--- START ---

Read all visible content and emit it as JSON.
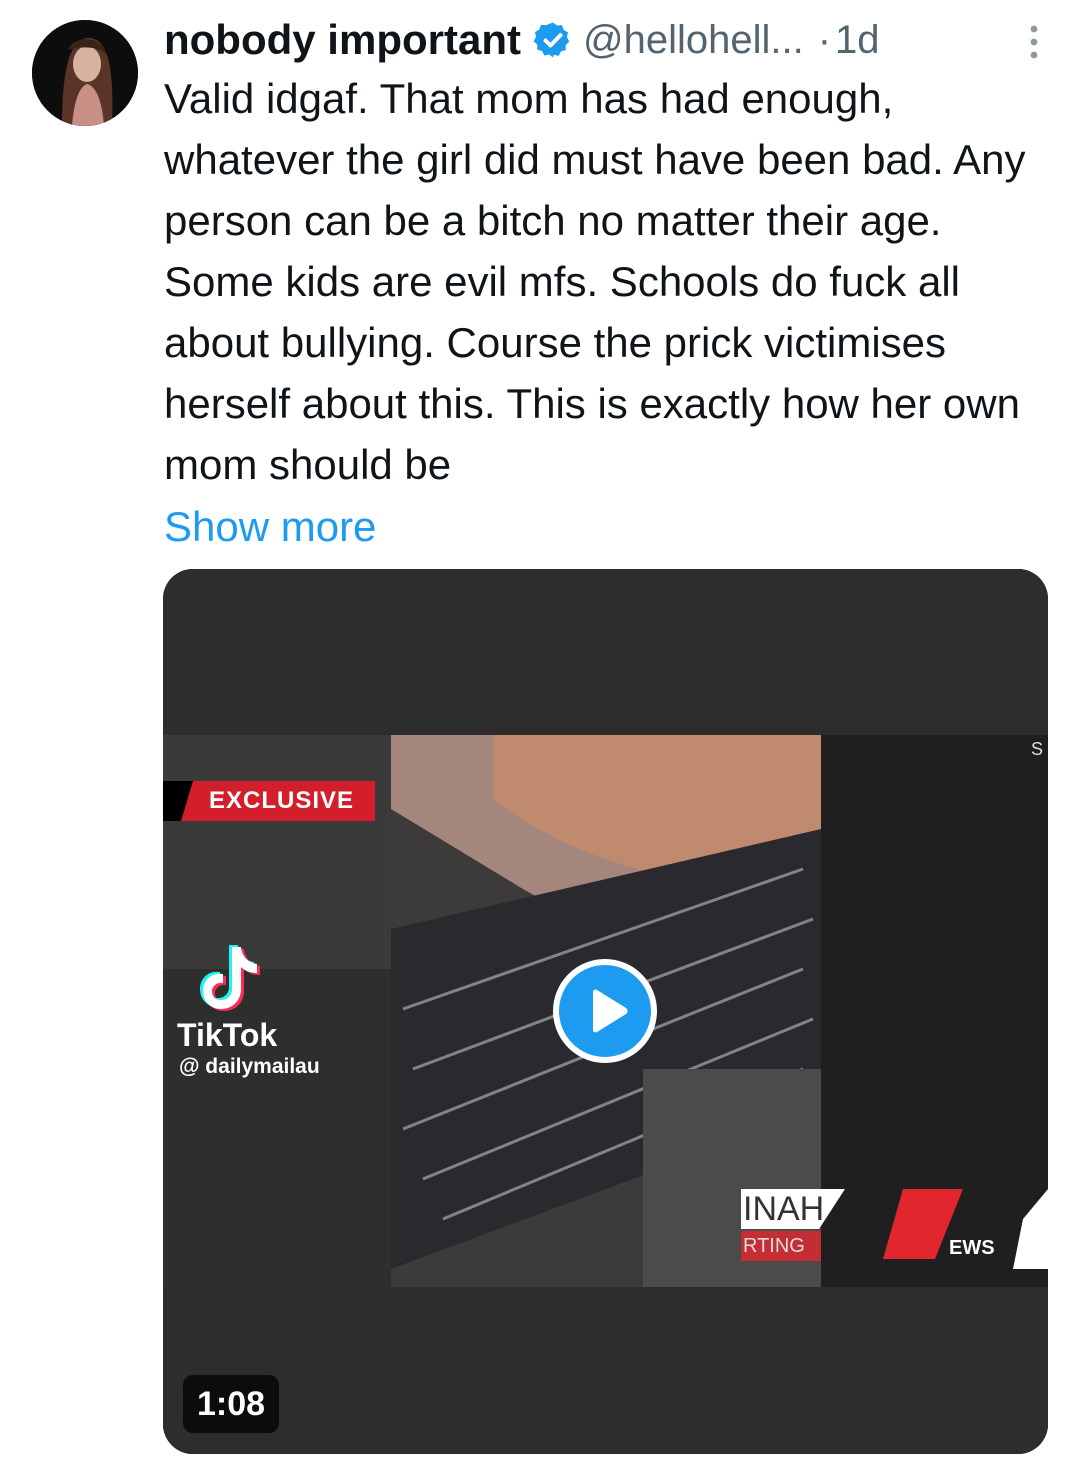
{
  "tweet": {
    "author_name": "nobody important",
    "handle": "@hellohell...",
    "separator": "·",
    "time": "1d",
    "text": "Valid idgaf. That mom has had enough, whatever the girl did must have been bad. Any person can be a bitch no matter their age. Some kids are evil mfs. Schools do fuck all about bullying. Course the prick victimises herself about this. This is exactly how her own mom should be",
    "show_more": "Show more",
    "verified": true
  },
  "media": {
    "type": "video",
    "exclusive_label": "EXCLUSIVE",
    "tiktok_label": "TikTok",
    "tiktok_handle": "@ dailymailau",
    "ticker_top": "INAH",
    "ticker_bottom": "RTING",
    "news_label": "EWS",
    "corner_letter": "S",
    "duration": "1:08"
  },
  "colors": {
    "accent": "#1d9bf0",
    "text": "#0f1419",
    "secondary": "#536471",
    "exclusive_red": "#d21f2b"
  },
  "icons": {
    "verified": "verified-badge-icon",
    "more": "more-vertical-icon",
    "play": "play-icon",
    "tiktok": "tiktok-logo-icon"
  }
}
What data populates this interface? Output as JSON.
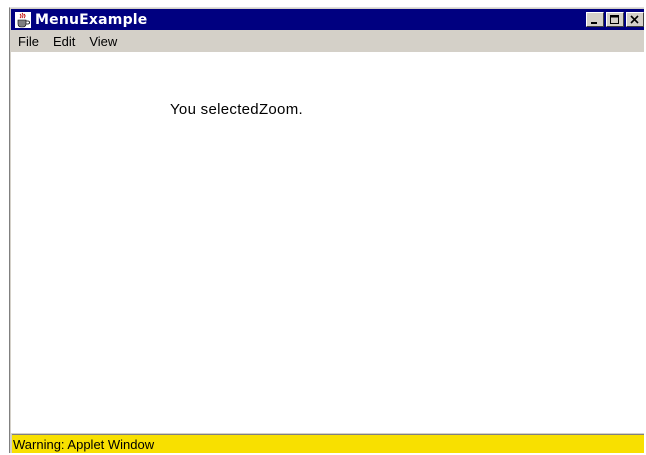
{
  "window": {
    "title": "MenuExample",
    "icon": "java-cup-icon"
  },
  "title_buttons": {
    "minimize_icon": "minimize-icon",
    "maximize_icon": "maximize-icon",
    "close_icon": "close-icon"
  },
  "menu": {
    "items": [
      {
        "label": "File"
      },
      {
        "label": "Edit"
      },
      {
        "label": "View"
      }
    ]
  },
  "content": {
    "message": "You selectedZoom."
  },
  "status": {
    "text": "Warning: Applet Window"
  },
  "colors": {
    "title_bar": "#000080",
    "window_face": "#d4d0c8",
    "status_bar": "#f8e000",
    "content_bg": "#ffffff"
  }
}
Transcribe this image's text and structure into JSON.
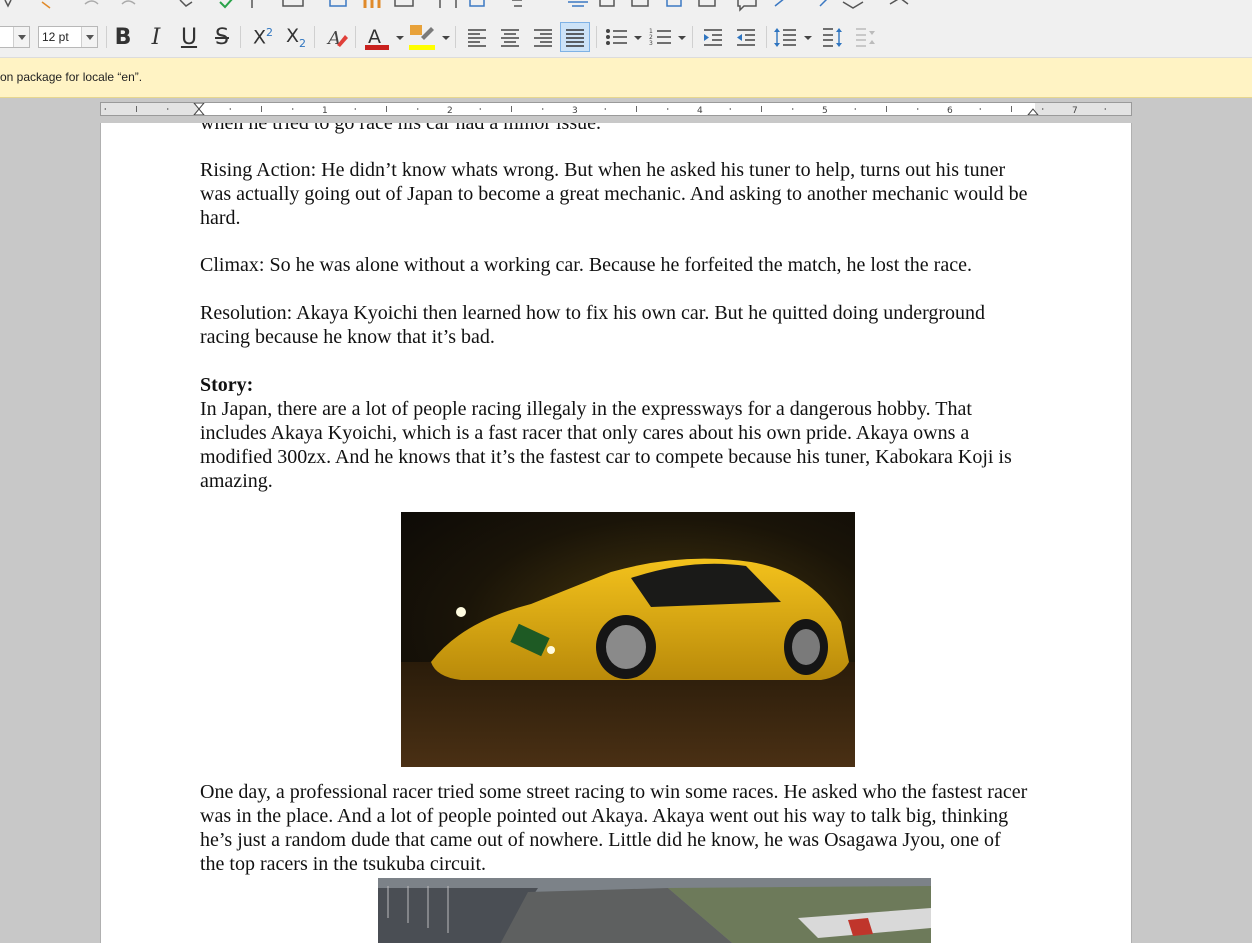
{
  "toolbar": {
    "font_size": "12pt",
    "font_size_label": "12 pt",
    "buttons": {
      "bold": "B",
      "italic": "I",
      "underline": "U",
      "strikethrough": "S",
      "superscript": "X²",
      "subscript": "X₂",
      "font_color_letter": "A"
    },
    "font_color": "#c9211e",
    "highlight_color": "#ffff00",
    "active_alignment": "justify"
  },
  "infobar": {
    "message": "on package for locale “en”."
  },
  "ruler": {
    "numbers": [
      "1",
      "2",
      "3",
      "4",
      "5",
      "6",
      "7"
    ]
  },
  "document": {
    "partial_line": "when he tried to go race his car had a minor issue.",
    "rising_action": "Rising Action: He didn’t know whats wrong. But when he asked his tuner to help, turns out his tuner was actually going out of Japan to become a great mechanic. And asking to another mechanic would be hard.",
    "climax": "Climax: So he was alone without a working car. Because he forfeited the match, he lost the race.",
    "resolution": "Resolution: Akaya Kyoichi then learned how to fix his own car. But he quitted doing underground racing because he know that it’s bad.",
    "story_heading": "Story:",
    "story_para1": "In Japan, there are a lot of people racing illegaly in the expressways for a dangerous hobby. That includes Akaya Kyoichi, which is a fast racer that only cares about his own pride. Akaya owns a modified 300zx. And he knows that it’s the fastest car to compete because his tuner, Kabokara Koji is amazing.",
    "story_para2": "One day, a professional racer tried some street racing to win some races. He asked who the fastest racer was in the place. And a lot of people pointed out Akaya. Akaya went out his way to talk big, thinking he’s just a random dude that came out of nowhere. Little did he know, he was Osagawa Jyou, one of the top racers in the tsukuba circuit."
  }
}
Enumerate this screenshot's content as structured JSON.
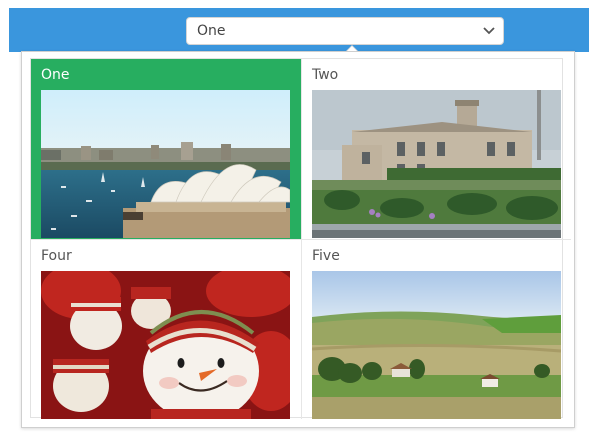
{
  "header": {
    "select": {
      "value": "One",
      "chevron_icon": "chevron-down-icon"
    }
  },
  "gallery": {
    "items": [
      {
        "label": "One",
        "selected": true,
        "image": "sydney-opera-house-photo"
      },
      {
        "label": "Two",
        "selected": false,
        "image": "stone-mansion-photo"
      },
      {
        "label": "Four",
        "selected": false,
        "image": "snowman-toys-photo"
      },
      {
        "label": "Five",
        "selected": false,
        "image": "countryside-fields-photo"
      }
    ]
  },
  "colors": {
    "topbar": "#3a96dd",
    "selected": "#27ae60"
  }
}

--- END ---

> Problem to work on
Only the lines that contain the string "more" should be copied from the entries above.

> Task answer
    "show_more": "Show more",
    "more": "more-vertical-icon",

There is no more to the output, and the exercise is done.